Data for review =>
:::::
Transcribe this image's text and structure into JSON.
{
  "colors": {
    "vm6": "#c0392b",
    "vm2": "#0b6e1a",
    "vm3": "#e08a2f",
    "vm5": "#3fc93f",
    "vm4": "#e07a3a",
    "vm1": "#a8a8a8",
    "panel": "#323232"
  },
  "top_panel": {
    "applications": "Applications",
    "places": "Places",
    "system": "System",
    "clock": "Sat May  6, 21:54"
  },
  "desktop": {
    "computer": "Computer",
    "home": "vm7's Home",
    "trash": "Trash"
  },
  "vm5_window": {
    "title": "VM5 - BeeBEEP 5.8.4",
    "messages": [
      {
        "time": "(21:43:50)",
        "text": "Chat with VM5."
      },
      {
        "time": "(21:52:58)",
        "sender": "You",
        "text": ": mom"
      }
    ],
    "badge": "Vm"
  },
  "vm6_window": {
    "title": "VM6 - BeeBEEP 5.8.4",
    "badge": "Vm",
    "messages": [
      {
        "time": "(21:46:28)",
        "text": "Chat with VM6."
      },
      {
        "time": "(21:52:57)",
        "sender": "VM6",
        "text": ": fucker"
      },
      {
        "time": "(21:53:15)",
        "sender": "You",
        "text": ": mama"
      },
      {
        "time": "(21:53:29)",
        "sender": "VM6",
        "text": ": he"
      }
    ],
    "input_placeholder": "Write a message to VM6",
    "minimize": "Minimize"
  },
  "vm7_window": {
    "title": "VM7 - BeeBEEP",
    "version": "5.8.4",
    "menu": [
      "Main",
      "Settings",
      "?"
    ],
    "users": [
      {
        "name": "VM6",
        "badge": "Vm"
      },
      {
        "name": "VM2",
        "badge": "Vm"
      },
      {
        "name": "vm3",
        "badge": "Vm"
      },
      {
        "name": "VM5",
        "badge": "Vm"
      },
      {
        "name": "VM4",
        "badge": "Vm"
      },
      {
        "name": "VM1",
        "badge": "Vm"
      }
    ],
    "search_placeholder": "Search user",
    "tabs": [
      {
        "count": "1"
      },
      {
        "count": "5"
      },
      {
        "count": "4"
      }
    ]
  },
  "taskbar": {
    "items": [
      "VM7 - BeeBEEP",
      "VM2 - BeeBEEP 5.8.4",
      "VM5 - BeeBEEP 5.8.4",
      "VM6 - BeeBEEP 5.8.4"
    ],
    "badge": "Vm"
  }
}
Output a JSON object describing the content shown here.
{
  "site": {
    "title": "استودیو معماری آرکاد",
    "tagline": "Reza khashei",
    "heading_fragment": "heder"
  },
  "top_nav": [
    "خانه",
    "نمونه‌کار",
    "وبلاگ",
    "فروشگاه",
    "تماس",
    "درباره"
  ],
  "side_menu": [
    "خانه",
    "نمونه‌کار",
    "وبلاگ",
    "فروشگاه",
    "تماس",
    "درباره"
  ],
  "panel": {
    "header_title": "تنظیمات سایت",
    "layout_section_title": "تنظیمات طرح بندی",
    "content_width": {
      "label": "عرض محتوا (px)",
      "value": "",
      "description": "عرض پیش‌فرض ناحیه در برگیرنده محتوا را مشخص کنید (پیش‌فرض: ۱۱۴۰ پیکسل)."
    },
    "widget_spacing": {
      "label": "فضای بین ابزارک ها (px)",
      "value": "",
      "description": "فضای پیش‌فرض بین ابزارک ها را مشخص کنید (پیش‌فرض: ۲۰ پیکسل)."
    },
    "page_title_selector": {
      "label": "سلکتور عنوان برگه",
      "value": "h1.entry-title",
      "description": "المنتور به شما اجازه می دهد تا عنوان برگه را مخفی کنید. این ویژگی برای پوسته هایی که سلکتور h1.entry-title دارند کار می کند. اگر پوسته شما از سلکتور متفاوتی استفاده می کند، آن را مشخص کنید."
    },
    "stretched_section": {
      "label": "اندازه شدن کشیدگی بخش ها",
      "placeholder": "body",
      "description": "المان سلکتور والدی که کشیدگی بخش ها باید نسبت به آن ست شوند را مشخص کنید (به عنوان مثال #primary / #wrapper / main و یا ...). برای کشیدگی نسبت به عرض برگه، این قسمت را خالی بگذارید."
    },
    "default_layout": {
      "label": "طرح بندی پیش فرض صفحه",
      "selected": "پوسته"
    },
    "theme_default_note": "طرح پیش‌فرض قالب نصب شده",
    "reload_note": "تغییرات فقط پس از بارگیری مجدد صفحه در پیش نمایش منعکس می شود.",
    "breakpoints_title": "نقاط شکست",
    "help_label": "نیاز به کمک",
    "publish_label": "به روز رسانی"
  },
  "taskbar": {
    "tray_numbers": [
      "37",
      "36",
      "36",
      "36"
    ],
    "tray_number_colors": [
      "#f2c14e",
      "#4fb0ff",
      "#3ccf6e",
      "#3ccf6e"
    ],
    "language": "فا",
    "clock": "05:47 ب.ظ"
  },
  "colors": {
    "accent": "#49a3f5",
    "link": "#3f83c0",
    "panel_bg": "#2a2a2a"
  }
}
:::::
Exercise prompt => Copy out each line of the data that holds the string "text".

Written answer =>
Transcribe this image's text and structure into JSON.
        "text": "Chat with VM5."
        "text": ": mom"
        "text": "Chat with VM6."
        "text": ": fucker"
        "text": ": mama"
        "text": ": he"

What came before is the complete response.